__Task directions__
Repeat the data word for word. Do not include the pictures.

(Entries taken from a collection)
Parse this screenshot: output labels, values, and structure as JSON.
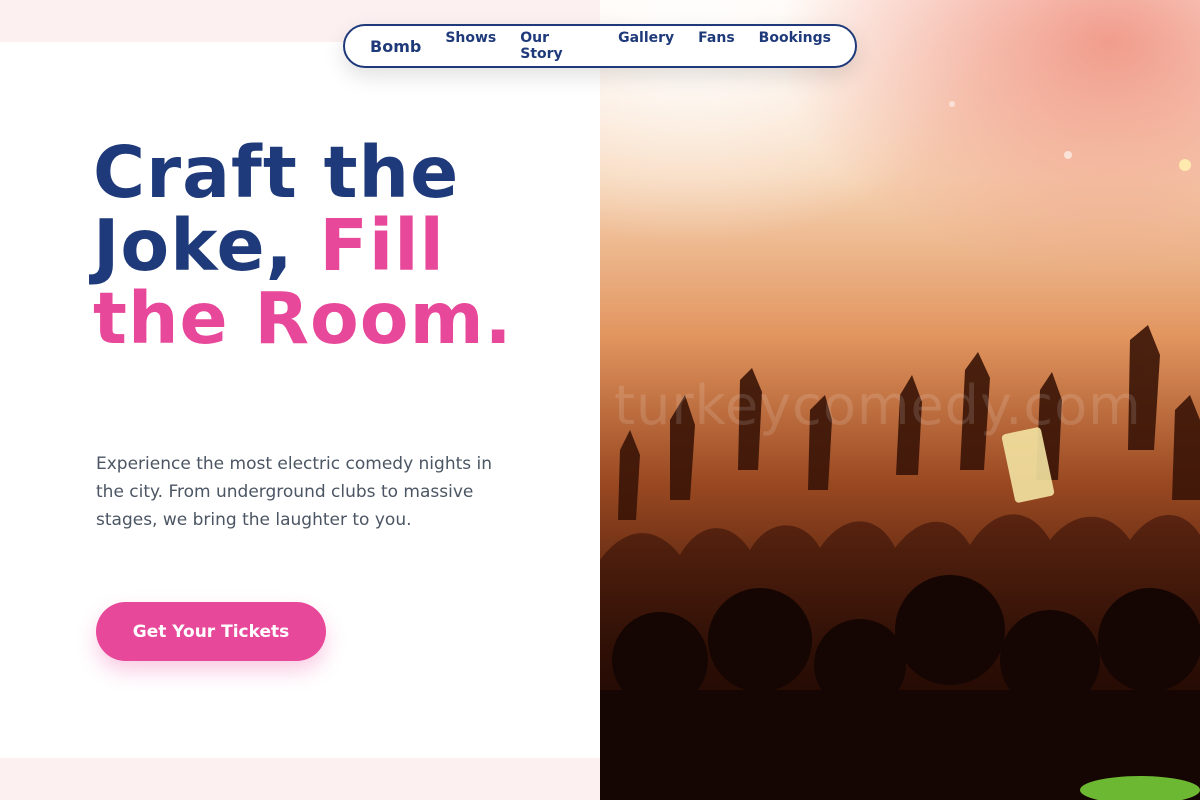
{
  "nav": {
    "brand": "Bomb",
    "items": [
      "Shows",
      "Our Story",
      "Gallery",
      "Fans",
      "Bookings"
    ]
  },
  "hero": {
    "title_part1": "Craft the Joke, ",
    "title_accent": "Fill the Room.",
    "description": "Experience the most electric comedy nights in the city. From underground clubs to massive stages, we bring the laughter to you.",
    "cta_label": "Get Your Tickets"
  },
  "image": {
    "subject": "concert crowd with raised hands",
    "watermark": "turkeycomedy.com"
  },
  "colors": {
    "primary": "#1f3a7a",
    "accent": "#e8489a",
    "text_muted": "#4b5563",
    "page_background": "#fdf0f1"
  }
}
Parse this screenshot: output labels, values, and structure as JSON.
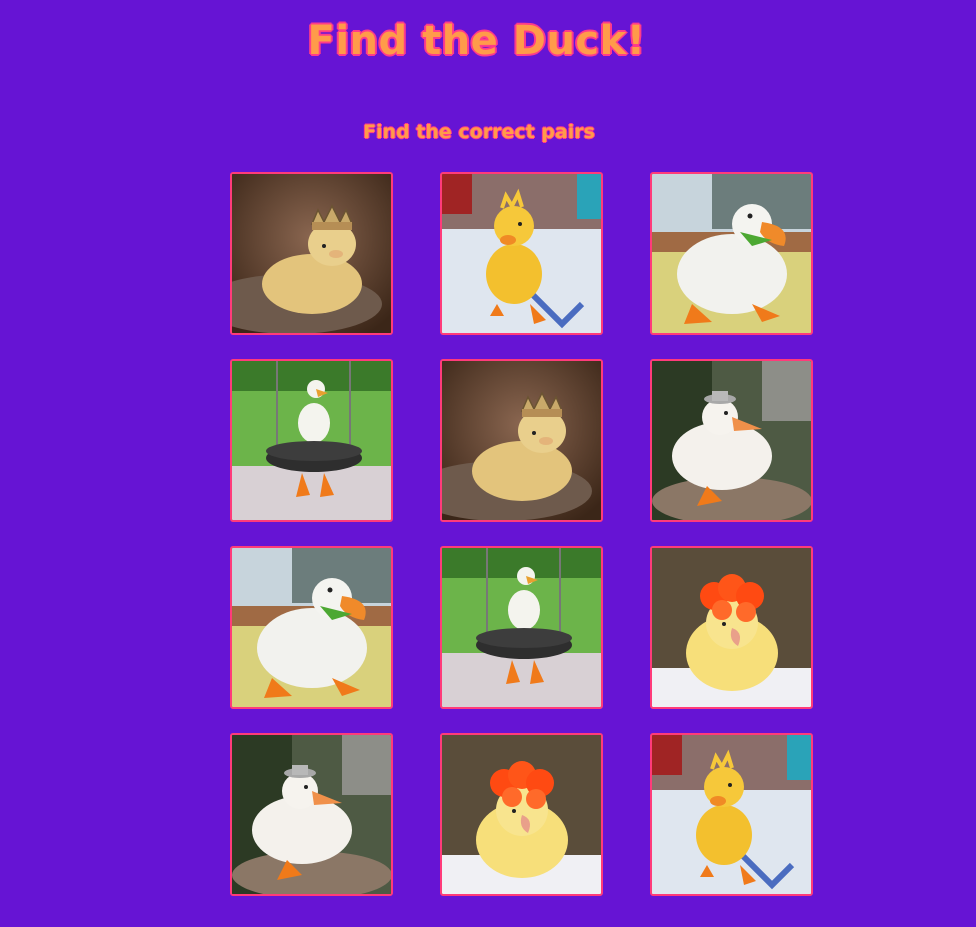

__Response for this exercise__
Parse this screenshot: output labels, values, and structure as JSON.
{
  "nav": {
    "brand": "Bomb",
    "items": [
      "Shows",
      "Our Story",
      "Gallery",
      "Fans",
      "Bookings"
    ]
  },
  "hero": {
    "title_part1": "Craft the Joke, ",
    "title_accent": "Fill the Room.",
    "description": "Experience the most electric comedy nights in the city. From underground clubs to massive stages, we bring the laughter to you.",
    "cta_label": "Get Your Tickets"
  },
  "image": {
    "subject": "concert crowd with raised hands",
    "watermark": "turkeycomedy.com"
  },
  "colors": {
    "primary": "#1f3a7a",
    "accent": "#e8489a",
    "text_muted": "#4b5563",
    "page_background": "#fdf0f1"
  }
}
Parse this screenshot: output labels, values, and structure as JSON.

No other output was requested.